## Problem requirements
Find every line in the records below that holds the word "JSON" and copy it.

(Stored data entries)
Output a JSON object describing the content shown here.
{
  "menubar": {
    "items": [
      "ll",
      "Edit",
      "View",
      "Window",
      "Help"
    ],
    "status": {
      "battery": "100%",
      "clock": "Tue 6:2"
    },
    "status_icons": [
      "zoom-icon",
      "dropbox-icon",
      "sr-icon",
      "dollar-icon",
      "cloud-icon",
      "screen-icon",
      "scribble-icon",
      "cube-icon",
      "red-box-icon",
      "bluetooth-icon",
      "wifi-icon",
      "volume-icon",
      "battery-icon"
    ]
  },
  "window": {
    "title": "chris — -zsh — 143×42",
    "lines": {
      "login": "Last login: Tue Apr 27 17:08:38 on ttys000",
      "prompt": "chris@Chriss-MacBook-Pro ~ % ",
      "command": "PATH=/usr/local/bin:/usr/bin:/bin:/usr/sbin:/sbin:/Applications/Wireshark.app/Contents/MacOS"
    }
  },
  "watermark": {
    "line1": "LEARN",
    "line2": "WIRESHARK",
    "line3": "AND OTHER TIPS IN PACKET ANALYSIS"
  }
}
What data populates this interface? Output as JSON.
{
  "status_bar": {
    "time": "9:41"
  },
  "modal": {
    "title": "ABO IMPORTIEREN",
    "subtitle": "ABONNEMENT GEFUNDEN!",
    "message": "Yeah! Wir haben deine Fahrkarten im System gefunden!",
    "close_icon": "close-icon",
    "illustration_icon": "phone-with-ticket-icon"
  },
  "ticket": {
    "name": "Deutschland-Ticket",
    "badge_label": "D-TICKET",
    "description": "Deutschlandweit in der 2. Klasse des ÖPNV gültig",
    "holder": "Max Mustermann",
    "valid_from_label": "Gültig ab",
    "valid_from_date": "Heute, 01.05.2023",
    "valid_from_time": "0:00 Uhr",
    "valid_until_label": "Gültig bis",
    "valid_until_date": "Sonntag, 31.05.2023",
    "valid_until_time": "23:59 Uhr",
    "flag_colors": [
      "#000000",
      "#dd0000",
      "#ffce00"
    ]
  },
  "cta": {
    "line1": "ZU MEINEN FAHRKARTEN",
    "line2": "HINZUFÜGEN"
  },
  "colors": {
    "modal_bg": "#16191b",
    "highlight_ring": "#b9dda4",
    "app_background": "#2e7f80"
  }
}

## Output of the task
Output a JSON object describing the content shown here.
What data populates this interface? Output as JSON.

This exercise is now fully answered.